Porsche has begun producing rare parts for classic cars using 3D printers. The high-end car maker says all printed parts meet original specifications requirements, both from a technical and a visual perspective.
As the quality of additive manufacturing processes like 3D printing continues to improve with generally decreasing costs, this form of manufacturing presents an economic alternative for the production of small quantities, Porsche explains.
“Say, for example, the release lever for the clutch on the Porsche 959 is no longer available,” the company adds. “This component made from grey cast iron is subject to very high quality requirements, but is in very low demand – not least because only 292 of these super sports cars were ever produced.”
To print the lever, a deposit of powdery tool steel less than 0.1mm millimetres thick is applied to a processing plate. In an inert atmosphere, a high-energy light beam melts the powder in the desired locations to create a steel layer. The complete three-dimensional component is produced layer by layer.
Porsche is currently manufacturing eight other parts using 3D printing and is currently testing whether 3D printing is suitable for the production of a further 20 components.
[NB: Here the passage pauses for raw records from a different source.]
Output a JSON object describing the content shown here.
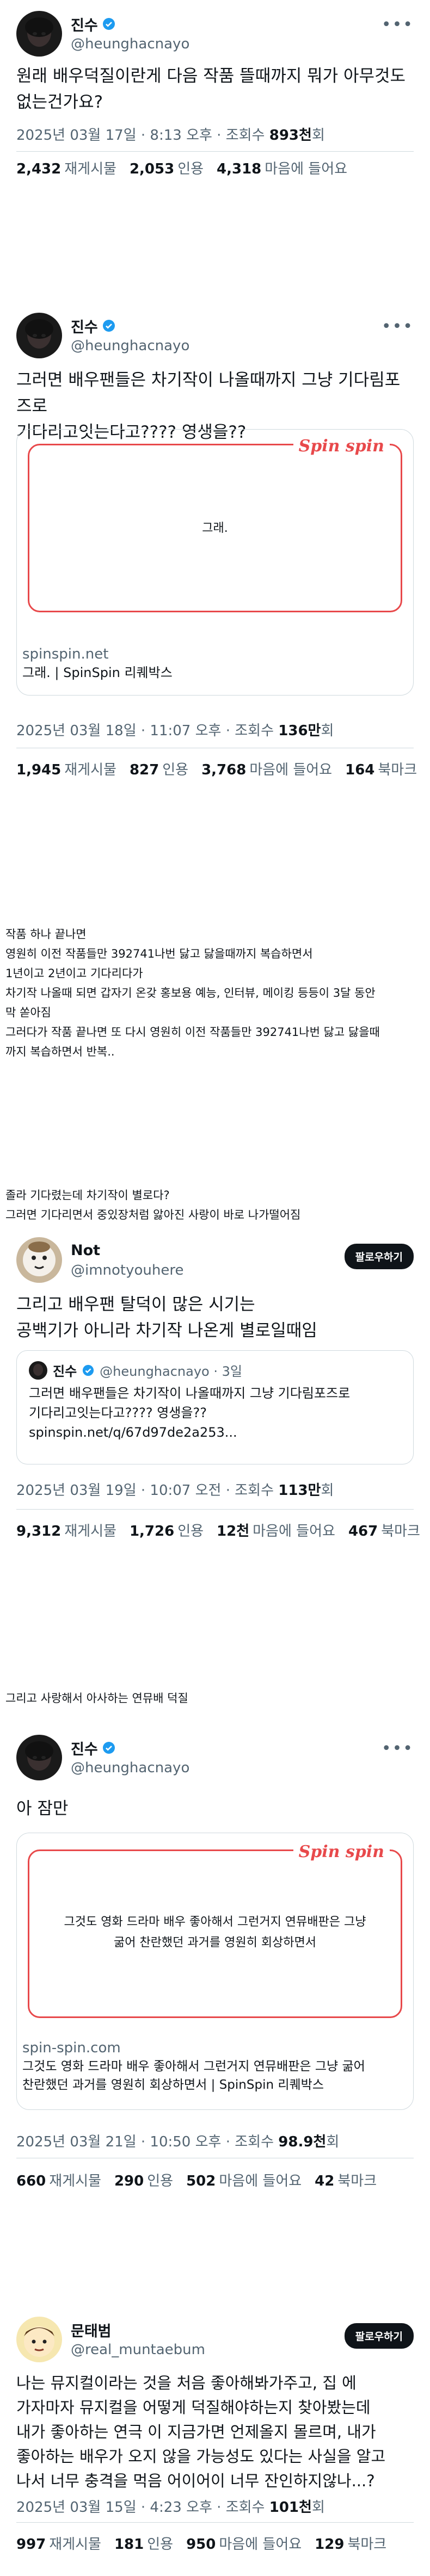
{
  "tweet1": {
    "name": "진수",
    "handle": "@heunghacnayo",
    "text": "원래 배우덕질이란게 다음 작품 뜰때까지 뭐가 아무것도\n없는건가요?",
    "datetime": "2025년 03월 17일 · 8:13 오후 · 조회수 ",
    "views": "893천",
    "views_suffix": "회",
    "stats": [
      {
        "count": "2,432",
        "label": "재게시물"
      },
      {
        "count": "2,053",
        "label": "인용"
      },
      {
        "count": "4,318",
        "label": "마음에 들어요"
      }
    ]
  },
  "tweet2": {
    "name": "진수",
    "handle": "@heunghacnayo",
    "text": "그러면 배우팬들은 차기작이 나올때까지 그냥 기다림포즈로\n기다리고잇는다고???? 영생을??",
    "card_logo": "Spin spin",
    "card_text": "그래.",
    "card_domain": "spinspin.net",
    "card_title": "그래. | SpinSpin 리퀘박스",
    "datetime": "2025년 03월 18일 · 11:07 오후 · 조회수 ",
    "views": "136만",
    "views_suffix": "회",
    "stats": [
      {
        "count": "1,945",
        "label": "재게시물"
      },
      {
        "count": "827",
        "label": "인용"
      },
      {
        "count": "3,768",
        "label": "마음에 들어요"
      },
      {
        "count": "164",
        "label": "북마크"
      }
    ]
  },
  "interlude1": "작품 하나 끝나면\n영원히 이전 작품들만 392741나번 닳고 닳을때까지 복습하면서\n1년이고 2년이고 기다리다가\n차기작 나올때 되면 갑자기 온갖 홍보용 예능, 인터뷰, 메이킹 등등이 3달 동안\n막 쏟아짐\n그러다가 작품 끝나면 또 다시 영원히 이전 작품들만 392741나번 닳고 닳을때\n까지 복습하면서 반복..",
  "interlude2": "졸라 기다렸는데 차기작이 별로다?\n그러면 기다리면서 중있장처럼 앓아진 사랑이 바로 나가떨어짐",
  "tweet3": {
    "name": "Not",
    "handle": "@imnotyouhere",
    "follow": "팔로우하기",
    "text": "그리고 배우팬 탈덕이 많은 시기는\n공백기가 아니라 차기작 나온게 별로일때임",
    "quote_name": "진수",
    "quote_handle": "@heunghacnayo · 3일",
    "quote_text": "그러면 배우팬들은 차기작이 나올때까지 그냥 기다림포즈로\n기다리고잇는다고???? 영생을??\nspinspin.net/q/67d97de2a253...",
    "datetime": "2025년 03월 19일 · 10:07 오전 · 조회수 ",
    "views": "113만",
    "views_suffix": "회",
    "stats": [
      {
        "count": "9,312",
        "label": "재게시물"
      },
      {
        "count": "1,726",
        "label": "인용"
      },
      {
        "count": "12천",
        "label": "마음에 들어요"
      },
      {
        "count": "467",
        "label": "북마크"
      }
    ]
  },
  "interlude3": "그리고 사랑해서 아사하는 연뮤배 덕질",
  "tweet4": {
    "name": "진수",
    "handle": "@heunghacnayo",
    "text": "아 잠만",
    "card_logo": "Spin spin",
    "card_text": "그것도 영화 드라마 배우 좋아해서 그런거지 연뮤배판은 그냥\n굶어 찬란했던 과거를 영원히 회상하면서",
    "card_domain": "spin-spin.com",
    "card_title": "그것도 영화 드라마 배우 좋아해서 그런거지 연뮤배판은 그냥 굶어\n찬란했던 과거를 영원히 회상하면서 | SpinSpin 리퀘박스",
    "datetime": "2025년 03월 21일 · 10:50 오후 · 조회수 ",
    "views": "98.9천",
    "views_suffix": "회",
    "stats": [
      {
        "count": "660",
        "label": "재게시물"
      },
      {
        "count": "290",
        "label": "인용"
      },
      {
        "count": "502",
        "label": "마음에 들어요"
      },
      {
        "count": "42",
        "label": "북마크"
      }
    ]
  },
  "tweet5": {
    "name": "문태범",
    "handle": "@real_muntaebum",
    "follow": "팔로우하기",
    "text": "나는 뮤지컬이라는 것을 처음 좋아해봐가주고, 집 에\n가자마자 뮤지컬을 어떻게 덕질해야하는지 찾아봤는데\n내가 좋아하는 연극 이 지금가면 언제올지 몰르며, 내가\n좋아하는 배우가 오지 않을 가능성도 있다는 사실을 알고\n나서 너무 충격을 먹음 어이어이 너무 잔인하지않나...?",
    "datetime": "2025년 03월 15일 · 4:23 오후 · 조회수 ",
    "views": "101천",
    "views_suffix": "회",
    "stats": [
      {
        "count": "997",
        "label": "재게시물"
      },
      {
        "count": "181",
        "label": "인용"
      },
      {
        "count": "950",
        "label": "마음에 들어요"
      },
      {
        "count": "129",
        "label": "북마크"
      }
    ]
  },
  "colors": {
    "accent": "#1d9bf0",
    "spin": "#e8494b",
    "muted": "#536471"
  },
  "icons": {
    "verified": "verified-badge-icon",
    "more": "more-icon"
  }
}
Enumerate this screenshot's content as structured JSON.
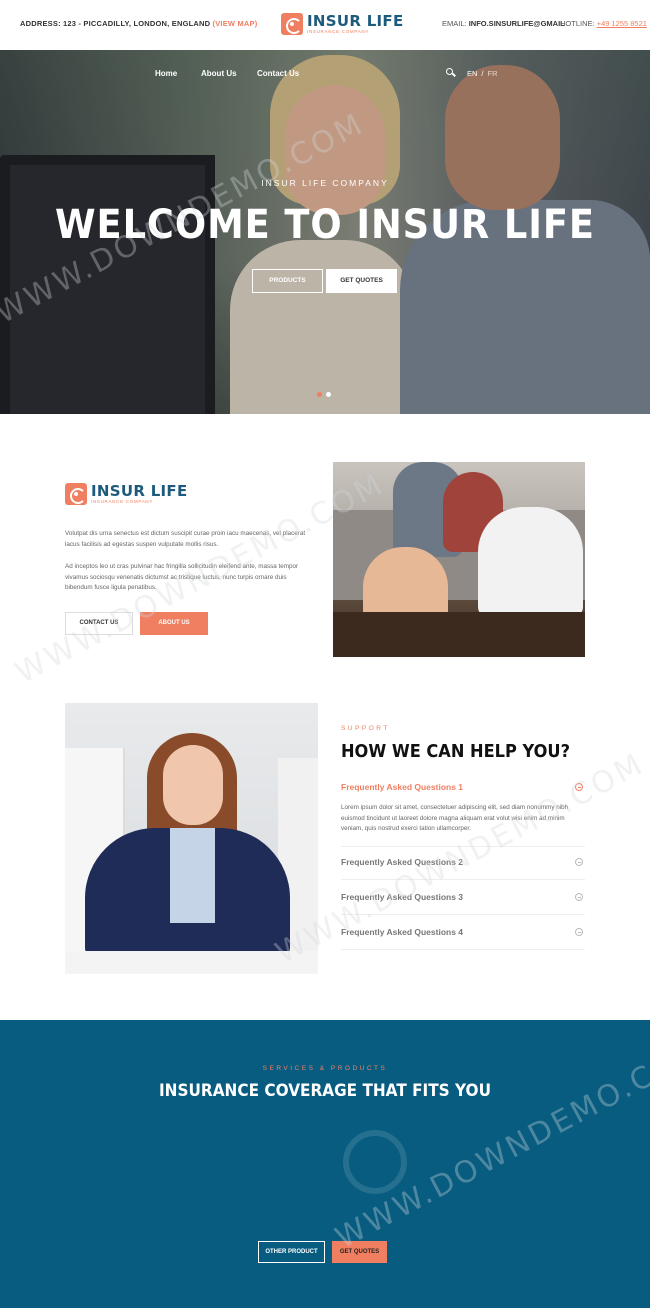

3D metal printing will be one of this year’s cutting edge technologies, according to MIT Technology Review’s latest 10 Breakthrough Technologies of 2018 ranking.